• [WHAT TO WORK ON]
What is the number of lines in this listing that include "valgt"? Answer with that number only.

• [DATA UNDER STUDY]
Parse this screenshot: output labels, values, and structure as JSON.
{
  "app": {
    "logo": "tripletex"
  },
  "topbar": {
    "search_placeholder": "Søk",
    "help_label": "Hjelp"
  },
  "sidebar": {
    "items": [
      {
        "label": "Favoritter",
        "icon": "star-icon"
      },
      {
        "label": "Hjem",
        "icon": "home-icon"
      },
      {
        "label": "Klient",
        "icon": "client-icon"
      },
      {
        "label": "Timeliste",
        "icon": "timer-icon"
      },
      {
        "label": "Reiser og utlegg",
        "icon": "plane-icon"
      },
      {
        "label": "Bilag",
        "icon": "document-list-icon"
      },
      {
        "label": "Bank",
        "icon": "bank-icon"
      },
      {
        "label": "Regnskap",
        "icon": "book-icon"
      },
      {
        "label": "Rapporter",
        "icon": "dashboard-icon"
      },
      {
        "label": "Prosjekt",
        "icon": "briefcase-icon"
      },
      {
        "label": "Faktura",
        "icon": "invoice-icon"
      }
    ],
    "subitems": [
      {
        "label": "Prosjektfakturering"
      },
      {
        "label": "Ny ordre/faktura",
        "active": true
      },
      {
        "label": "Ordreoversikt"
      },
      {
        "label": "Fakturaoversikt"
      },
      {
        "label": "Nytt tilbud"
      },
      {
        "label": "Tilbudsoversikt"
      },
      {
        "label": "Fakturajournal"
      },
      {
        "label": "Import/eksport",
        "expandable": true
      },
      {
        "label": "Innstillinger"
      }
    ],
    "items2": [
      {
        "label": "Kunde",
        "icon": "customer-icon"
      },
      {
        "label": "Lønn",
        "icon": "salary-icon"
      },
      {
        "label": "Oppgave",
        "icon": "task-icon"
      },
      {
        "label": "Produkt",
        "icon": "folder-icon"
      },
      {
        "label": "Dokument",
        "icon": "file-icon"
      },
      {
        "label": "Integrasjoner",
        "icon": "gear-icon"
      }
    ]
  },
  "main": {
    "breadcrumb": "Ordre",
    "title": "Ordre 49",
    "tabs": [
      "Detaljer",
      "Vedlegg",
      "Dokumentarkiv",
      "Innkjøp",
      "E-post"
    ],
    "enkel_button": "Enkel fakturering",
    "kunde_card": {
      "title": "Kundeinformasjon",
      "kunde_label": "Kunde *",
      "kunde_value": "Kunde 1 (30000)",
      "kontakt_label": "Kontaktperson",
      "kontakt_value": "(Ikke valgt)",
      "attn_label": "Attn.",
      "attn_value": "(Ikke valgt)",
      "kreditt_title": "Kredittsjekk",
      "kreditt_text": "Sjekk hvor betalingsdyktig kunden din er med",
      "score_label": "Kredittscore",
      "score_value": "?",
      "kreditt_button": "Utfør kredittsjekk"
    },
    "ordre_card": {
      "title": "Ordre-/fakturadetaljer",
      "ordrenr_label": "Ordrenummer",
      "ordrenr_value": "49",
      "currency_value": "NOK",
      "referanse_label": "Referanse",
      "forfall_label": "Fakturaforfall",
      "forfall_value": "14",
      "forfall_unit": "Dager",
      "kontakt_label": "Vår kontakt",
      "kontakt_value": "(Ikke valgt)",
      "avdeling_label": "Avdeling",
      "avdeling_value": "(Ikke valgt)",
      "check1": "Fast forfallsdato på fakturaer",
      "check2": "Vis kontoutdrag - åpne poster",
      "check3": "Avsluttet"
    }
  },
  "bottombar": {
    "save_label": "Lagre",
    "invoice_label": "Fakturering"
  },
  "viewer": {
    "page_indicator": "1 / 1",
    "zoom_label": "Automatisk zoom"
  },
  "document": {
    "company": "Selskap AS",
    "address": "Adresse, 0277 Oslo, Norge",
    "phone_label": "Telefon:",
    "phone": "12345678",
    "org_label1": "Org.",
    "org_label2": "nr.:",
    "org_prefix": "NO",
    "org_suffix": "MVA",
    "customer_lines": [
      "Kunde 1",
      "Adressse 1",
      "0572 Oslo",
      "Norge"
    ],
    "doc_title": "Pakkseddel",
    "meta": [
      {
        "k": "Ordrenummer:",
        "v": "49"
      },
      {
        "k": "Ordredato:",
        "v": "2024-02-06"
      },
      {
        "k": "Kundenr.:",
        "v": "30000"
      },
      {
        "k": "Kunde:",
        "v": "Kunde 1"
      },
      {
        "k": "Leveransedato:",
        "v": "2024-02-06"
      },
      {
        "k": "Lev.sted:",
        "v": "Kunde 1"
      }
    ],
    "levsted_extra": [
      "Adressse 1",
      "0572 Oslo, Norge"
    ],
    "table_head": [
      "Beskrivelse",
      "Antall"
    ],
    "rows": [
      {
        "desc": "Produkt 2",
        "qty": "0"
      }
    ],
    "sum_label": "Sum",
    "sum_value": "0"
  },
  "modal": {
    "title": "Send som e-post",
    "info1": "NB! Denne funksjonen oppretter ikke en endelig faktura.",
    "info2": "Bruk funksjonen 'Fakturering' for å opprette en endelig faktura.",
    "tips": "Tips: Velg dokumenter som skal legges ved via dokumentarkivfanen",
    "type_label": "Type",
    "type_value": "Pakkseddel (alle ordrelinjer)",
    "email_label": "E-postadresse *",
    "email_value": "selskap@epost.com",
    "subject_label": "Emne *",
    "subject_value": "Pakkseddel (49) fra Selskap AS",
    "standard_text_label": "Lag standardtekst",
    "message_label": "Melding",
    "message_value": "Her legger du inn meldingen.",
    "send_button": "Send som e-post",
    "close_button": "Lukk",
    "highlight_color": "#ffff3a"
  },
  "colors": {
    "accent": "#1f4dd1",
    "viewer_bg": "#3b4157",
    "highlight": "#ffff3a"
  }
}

• [EXERCISE OUTPUT]
4